**Aim of the task**
In the data below, find each line containing the string "public" and return it.

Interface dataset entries
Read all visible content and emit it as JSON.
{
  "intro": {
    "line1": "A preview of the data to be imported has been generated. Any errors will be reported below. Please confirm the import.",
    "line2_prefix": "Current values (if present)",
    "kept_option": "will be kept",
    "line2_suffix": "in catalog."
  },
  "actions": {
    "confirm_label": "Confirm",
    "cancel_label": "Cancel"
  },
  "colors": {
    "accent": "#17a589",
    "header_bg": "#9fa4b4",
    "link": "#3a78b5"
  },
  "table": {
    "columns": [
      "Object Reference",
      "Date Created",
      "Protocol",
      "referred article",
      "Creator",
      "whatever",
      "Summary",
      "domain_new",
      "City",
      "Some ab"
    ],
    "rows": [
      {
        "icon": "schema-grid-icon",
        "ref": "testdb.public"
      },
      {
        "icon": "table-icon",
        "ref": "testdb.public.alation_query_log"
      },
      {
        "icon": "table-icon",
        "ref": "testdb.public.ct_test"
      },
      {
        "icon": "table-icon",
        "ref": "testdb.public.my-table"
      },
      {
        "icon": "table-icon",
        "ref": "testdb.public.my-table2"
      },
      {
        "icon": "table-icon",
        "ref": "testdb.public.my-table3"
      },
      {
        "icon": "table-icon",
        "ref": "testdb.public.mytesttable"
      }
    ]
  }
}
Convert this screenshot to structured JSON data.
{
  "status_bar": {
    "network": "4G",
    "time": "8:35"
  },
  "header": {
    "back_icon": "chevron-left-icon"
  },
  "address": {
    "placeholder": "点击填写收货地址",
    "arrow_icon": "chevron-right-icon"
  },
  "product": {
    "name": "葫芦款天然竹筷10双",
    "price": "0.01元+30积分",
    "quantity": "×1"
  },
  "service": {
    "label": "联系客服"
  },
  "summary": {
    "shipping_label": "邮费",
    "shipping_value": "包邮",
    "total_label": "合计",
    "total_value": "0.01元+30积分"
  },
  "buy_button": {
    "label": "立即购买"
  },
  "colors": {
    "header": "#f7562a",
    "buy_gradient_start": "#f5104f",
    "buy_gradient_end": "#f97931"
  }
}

**Solution for this task**
        "ref": "testdb.public"
        "ref": "testdb.public.alation_query_log"
        "ref": "testdb.public.ct_test"
        "ref": "testdb.public.my-table"
        "ref": "testdb.public.my-table2"
        "ref": "testdb.public.my-table3"
        "ref": "testdb.public.mytesttable"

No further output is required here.